From the data below, return all lines holding the string "Invoices".

________

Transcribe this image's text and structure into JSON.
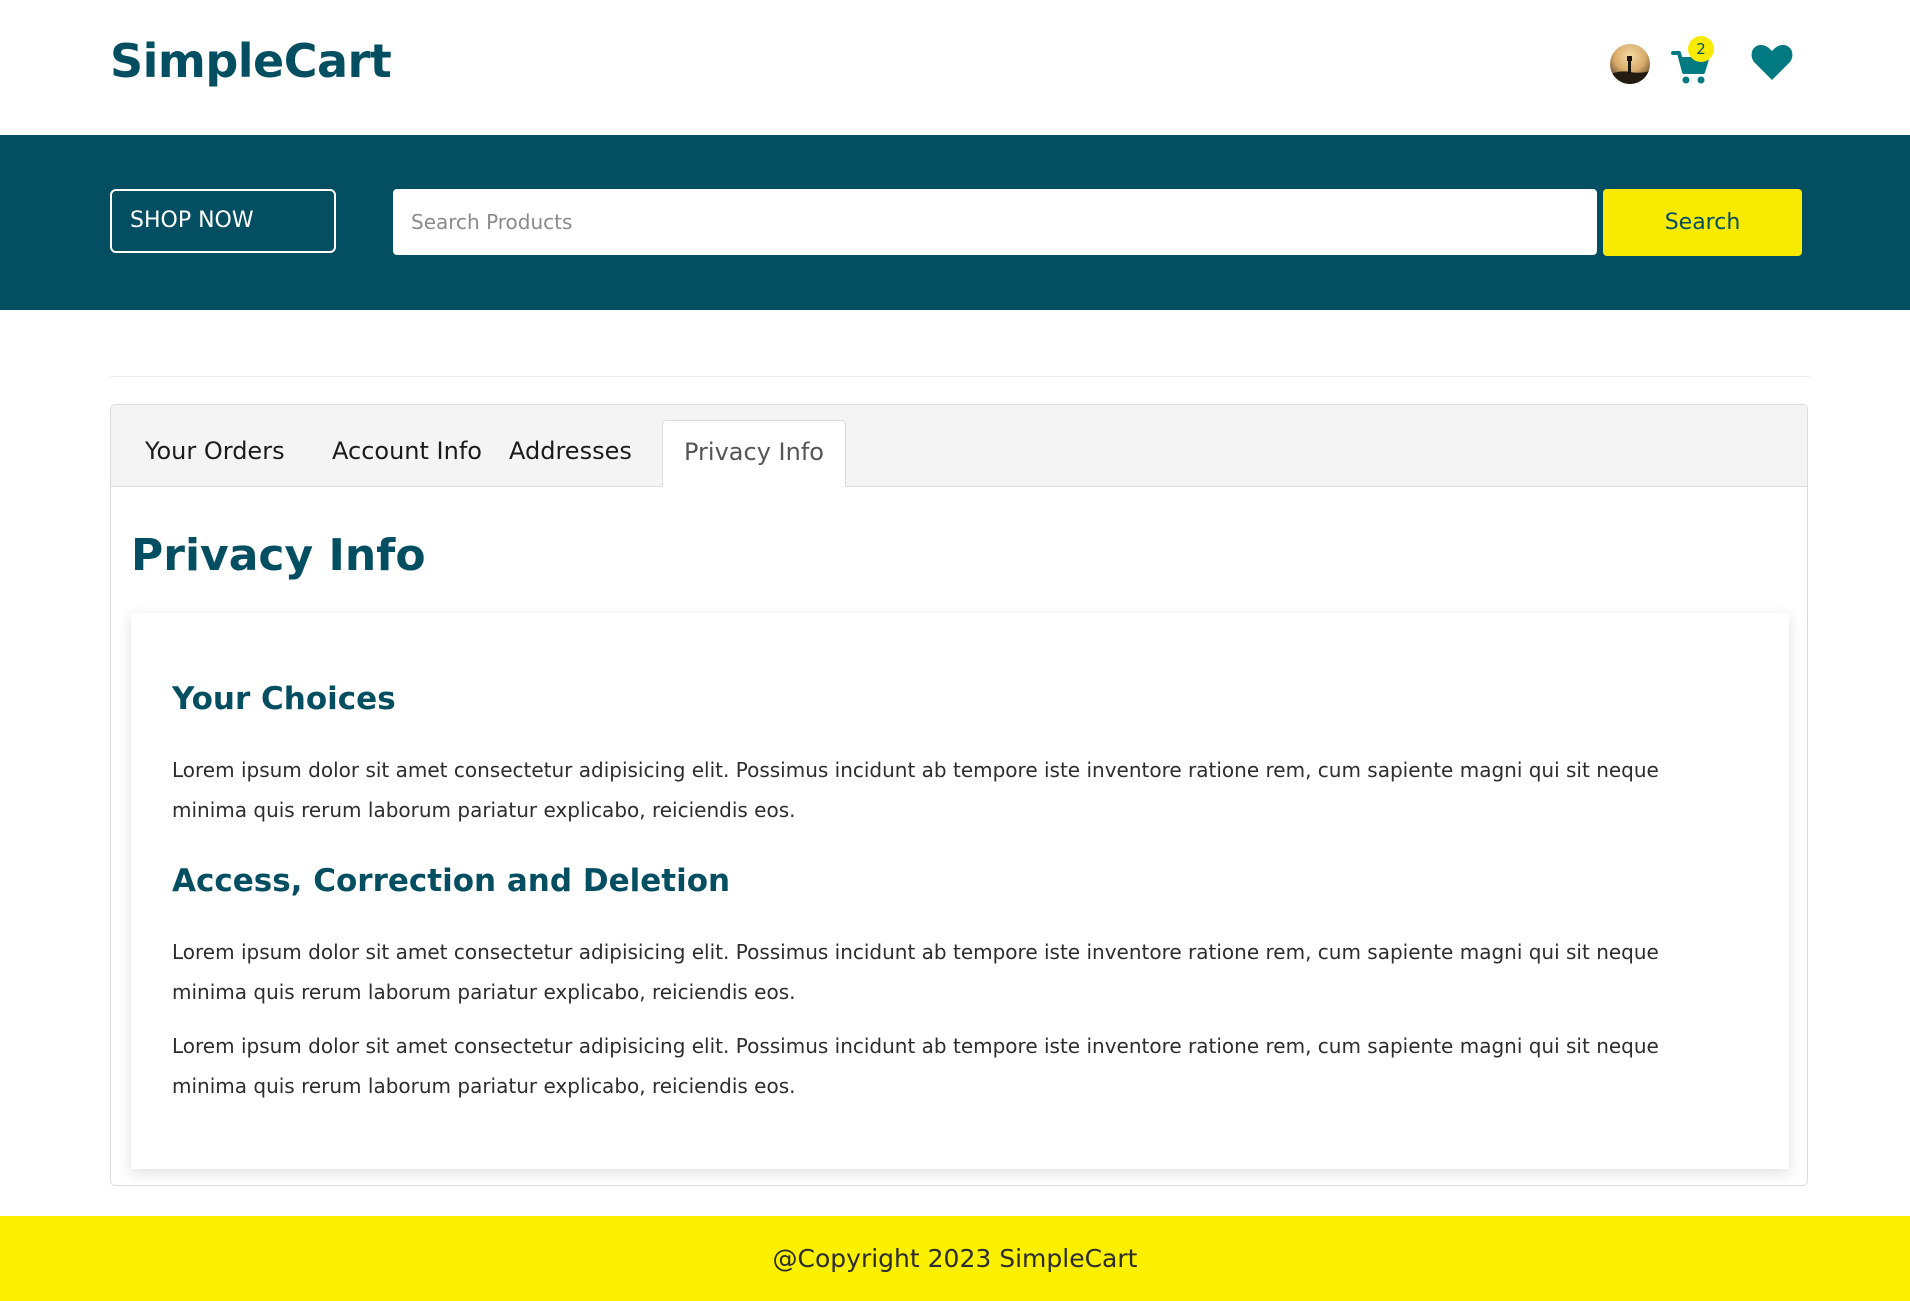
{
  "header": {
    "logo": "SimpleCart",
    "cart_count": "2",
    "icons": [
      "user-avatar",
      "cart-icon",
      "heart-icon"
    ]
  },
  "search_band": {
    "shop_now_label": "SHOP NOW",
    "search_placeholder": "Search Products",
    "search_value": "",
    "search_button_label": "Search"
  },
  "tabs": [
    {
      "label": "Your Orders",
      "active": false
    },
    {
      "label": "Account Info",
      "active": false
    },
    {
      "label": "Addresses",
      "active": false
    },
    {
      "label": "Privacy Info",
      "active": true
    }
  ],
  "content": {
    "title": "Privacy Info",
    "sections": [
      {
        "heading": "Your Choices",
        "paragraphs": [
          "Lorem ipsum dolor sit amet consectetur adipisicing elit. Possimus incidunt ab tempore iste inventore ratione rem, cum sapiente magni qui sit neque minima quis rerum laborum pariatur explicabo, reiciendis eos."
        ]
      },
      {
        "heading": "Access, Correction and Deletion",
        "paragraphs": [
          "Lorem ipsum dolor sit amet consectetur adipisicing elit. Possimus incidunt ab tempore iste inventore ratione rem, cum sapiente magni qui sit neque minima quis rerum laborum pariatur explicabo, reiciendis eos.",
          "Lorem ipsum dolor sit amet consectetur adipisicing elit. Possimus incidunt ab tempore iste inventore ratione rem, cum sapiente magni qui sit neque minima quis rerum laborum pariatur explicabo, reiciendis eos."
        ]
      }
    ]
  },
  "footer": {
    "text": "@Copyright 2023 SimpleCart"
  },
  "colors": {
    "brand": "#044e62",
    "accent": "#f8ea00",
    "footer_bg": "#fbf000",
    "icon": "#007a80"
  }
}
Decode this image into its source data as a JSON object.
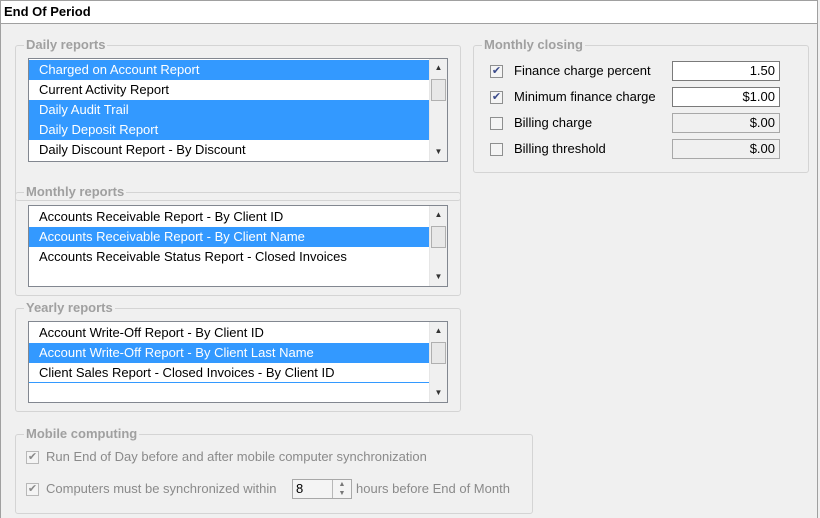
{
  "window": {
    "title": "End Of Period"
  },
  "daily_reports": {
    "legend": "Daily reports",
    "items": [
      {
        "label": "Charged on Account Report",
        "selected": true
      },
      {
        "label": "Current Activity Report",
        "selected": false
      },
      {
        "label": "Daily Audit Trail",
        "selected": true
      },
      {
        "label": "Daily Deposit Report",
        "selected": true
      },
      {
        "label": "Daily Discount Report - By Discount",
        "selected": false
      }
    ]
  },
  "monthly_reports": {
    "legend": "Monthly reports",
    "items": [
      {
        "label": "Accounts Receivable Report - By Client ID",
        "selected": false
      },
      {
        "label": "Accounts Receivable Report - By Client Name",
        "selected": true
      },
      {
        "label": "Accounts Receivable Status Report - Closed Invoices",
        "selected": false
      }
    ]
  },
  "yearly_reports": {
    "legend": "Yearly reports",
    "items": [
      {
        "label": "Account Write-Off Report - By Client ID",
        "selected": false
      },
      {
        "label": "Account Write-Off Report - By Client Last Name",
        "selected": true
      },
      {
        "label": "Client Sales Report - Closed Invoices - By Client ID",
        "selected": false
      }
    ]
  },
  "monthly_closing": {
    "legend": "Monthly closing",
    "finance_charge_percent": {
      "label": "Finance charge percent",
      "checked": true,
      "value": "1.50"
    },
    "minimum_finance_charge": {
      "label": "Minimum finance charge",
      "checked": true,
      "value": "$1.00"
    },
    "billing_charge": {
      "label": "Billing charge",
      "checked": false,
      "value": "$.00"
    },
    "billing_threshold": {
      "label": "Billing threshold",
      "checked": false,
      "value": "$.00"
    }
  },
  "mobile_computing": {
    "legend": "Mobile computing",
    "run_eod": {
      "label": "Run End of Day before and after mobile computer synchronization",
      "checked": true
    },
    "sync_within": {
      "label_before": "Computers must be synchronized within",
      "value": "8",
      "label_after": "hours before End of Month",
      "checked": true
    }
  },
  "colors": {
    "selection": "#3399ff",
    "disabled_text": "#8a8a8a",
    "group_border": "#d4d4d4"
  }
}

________

*Answer area*.
        "label": "Accounts Receivable Status Report - Closed Invoices",
        "label": "Client Sales Report - Closed Invoices - By Client ID",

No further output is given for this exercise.